bring to a boil

bring (someone or something) to a boil

1. Literally, to heat a liquid and cause it to boil. After you bring that water to a boil, we will add the pasta.
2. To cause someone to become very angry. Watch what you say to him—criticism of his novel tends to bring him to a boil. Please, stop yelling at me—I didn't mean to bring you to a boil!
See also: boil, bring

bring someone to a boil

Fig. to make someone very angry. This really brought her to a boil. She was fit to be tied. Lily was really brought to a boil by the news.
See also: boil, bring

bring something to a boil

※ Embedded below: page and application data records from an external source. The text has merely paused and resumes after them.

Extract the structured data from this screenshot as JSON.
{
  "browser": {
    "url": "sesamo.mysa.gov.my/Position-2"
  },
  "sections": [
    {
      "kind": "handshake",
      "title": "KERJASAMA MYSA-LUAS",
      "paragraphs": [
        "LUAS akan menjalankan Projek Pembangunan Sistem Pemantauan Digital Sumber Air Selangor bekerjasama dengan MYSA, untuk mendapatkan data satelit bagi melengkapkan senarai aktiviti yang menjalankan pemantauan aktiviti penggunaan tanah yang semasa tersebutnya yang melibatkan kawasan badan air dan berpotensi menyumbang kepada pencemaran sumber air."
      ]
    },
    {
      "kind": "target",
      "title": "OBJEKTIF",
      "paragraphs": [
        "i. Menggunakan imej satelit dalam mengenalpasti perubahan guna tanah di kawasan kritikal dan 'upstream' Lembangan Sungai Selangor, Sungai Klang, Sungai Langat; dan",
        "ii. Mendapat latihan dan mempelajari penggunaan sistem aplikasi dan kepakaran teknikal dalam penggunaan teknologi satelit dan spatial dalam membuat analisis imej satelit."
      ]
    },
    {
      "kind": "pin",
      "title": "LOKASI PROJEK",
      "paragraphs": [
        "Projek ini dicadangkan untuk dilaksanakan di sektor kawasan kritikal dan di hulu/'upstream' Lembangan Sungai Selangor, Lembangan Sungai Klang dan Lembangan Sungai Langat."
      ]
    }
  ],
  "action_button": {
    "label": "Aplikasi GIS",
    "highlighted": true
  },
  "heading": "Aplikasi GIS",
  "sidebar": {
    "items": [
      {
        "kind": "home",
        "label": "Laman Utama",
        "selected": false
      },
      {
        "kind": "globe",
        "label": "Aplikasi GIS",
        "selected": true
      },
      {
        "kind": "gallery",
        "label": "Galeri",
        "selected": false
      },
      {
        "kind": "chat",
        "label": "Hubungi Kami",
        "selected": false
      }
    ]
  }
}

to heat liquid to its boiling point; to make something boil. First, you must bring the soup to a boil.
See also: boil, bring
References in periodicals archive ?
Bring to a boil, stirring; cook and stir 1 minute or until thickened.
Stir in tomatoes, clam juice, wine, saffron, oregano and cayenne; bring to a boil.
Add chicken broth and Italian seasoning, bring to a boil over high heat.
Bring to a boil, add ravioli and cook, stirring gently, until ravioli are just tender, 4 to 5 minutes.
Stir in pectin and bring to a boil that cannot be stirred down.
Remove from pan and add garlic broth; bring to a boil and continue boiling 2 minutes.